BRIEF
Each line of the data must be copied exactly.

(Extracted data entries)
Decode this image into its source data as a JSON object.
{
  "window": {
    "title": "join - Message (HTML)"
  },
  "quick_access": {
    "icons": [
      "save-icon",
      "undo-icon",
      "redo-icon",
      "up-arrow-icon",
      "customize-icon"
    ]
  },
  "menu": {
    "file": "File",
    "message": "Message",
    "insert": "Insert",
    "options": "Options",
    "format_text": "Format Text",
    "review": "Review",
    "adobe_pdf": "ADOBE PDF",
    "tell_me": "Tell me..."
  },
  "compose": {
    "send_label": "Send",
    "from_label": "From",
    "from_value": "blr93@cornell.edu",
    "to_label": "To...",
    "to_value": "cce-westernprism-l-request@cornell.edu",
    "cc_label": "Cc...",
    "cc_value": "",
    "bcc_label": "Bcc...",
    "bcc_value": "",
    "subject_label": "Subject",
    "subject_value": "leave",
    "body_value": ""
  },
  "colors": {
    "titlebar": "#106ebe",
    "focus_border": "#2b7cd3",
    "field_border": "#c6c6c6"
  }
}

ANSWER TO THIS EXERCISE
Decode this image into its source data as a JSON object.
{
  "window": {
    "title": "join - Message (HTML)"
  },
  "quick_access": {
    "icons": [
      "save-icon",
      "undo-icon",
      "redo-icon",
      "up-arrow-icon",
      "customize-icon"
    ]
  },
  "menu": {
    "file": "File",
    "message": "Message",
    "insert": "Insert",
    "options": "Options",
    "format_text": "Format Text",
    "review": "Review",
    "adobe_pdf": "ADOBE PDF",
    "tell_me": "Tell me..."
  },
  "compose": {
    "send_label": "Send",
    "from_label": "From",
    "from_value": "blr93@cornell.edu",
    "to_label": "To...",
    "to_value": "cce-westernprism-l-request@cornell.edu",
    "cc_label": "Cc...",
    "cc_value": "",
    "bcc_label": "Bcc...",
    "bcc_value": "",
    "subject_label": "Subject",
    "subject_value": "leave",
    "body_value": ""
  },
  "colors": {
    "titlebar": "#106ebe",
    "focus_border": "#2b7cd3",
    "field_border": "#c6c6c6"
  }
}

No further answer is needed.